Task brief: In the data that follows, every line containing the word "state" should be returned.

[Page and application data records]
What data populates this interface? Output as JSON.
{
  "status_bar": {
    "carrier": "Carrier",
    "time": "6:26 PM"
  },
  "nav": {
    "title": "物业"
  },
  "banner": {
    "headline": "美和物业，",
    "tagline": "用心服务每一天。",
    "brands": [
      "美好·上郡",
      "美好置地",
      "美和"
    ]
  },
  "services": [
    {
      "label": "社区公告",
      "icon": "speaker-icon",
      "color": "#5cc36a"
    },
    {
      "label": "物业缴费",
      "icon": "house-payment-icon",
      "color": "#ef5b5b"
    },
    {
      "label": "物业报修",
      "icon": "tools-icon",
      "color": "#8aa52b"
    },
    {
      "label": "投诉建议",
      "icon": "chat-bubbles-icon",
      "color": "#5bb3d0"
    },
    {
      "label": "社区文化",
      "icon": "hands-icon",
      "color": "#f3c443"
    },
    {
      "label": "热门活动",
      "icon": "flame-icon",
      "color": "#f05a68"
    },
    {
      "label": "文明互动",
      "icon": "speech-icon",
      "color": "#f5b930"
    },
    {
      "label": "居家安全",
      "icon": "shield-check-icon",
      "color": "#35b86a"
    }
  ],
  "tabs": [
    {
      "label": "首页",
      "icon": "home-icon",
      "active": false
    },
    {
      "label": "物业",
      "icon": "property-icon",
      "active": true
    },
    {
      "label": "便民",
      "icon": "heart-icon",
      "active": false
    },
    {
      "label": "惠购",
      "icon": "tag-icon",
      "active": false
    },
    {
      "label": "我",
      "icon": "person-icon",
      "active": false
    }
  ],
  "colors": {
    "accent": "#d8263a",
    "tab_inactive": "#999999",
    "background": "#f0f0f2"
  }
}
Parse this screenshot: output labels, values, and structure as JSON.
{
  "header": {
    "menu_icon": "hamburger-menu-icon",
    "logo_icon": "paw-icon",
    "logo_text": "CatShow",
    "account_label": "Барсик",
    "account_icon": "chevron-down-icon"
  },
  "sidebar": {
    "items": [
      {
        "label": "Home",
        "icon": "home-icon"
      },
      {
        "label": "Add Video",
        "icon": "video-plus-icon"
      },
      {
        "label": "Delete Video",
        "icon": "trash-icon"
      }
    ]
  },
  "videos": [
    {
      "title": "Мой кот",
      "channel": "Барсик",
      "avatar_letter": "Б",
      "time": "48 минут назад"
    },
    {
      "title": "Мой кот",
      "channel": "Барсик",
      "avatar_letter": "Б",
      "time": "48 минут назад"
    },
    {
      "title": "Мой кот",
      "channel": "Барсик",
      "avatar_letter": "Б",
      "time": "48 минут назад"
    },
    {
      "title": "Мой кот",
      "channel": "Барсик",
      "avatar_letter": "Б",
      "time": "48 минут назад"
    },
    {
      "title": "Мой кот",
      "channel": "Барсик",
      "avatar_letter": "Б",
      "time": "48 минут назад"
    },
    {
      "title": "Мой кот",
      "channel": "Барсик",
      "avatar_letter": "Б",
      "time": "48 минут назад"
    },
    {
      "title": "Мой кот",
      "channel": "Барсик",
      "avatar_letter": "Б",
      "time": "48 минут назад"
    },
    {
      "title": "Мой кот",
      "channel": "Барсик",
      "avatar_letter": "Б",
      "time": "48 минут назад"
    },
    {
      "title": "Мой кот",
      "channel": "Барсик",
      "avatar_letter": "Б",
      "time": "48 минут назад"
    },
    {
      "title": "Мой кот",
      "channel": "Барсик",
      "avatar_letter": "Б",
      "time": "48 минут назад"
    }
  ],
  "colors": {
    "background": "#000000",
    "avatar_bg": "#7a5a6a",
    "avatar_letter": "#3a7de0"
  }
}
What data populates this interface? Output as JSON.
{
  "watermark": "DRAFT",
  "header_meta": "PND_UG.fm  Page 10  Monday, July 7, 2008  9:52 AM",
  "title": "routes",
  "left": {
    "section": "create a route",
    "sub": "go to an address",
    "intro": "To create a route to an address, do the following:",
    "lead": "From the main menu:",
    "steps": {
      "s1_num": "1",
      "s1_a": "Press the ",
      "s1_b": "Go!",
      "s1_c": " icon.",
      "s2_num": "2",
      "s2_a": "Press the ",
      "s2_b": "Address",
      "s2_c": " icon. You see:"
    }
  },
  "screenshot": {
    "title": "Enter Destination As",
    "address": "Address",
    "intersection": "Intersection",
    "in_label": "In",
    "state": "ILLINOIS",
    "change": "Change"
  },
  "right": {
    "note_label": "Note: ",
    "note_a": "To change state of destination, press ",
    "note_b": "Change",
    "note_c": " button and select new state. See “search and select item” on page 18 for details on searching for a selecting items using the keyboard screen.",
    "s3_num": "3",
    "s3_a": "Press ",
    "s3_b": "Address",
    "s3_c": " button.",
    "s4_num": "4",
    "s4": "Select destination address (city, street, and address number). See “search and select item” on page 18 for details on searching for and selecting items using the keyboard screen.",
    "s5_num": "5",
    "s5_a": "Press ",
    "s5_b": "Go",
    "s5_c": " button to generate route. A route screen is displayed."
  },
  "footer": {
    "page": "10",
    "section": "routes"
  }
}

Response to the exercise:
    "state": "ILLINOIS",
    "note_a": "To change state of destination, press ",
    "note_c": " button and select new state. See “search and select item” on page 18 for details on searching for a selecting items using the keyboard screen.",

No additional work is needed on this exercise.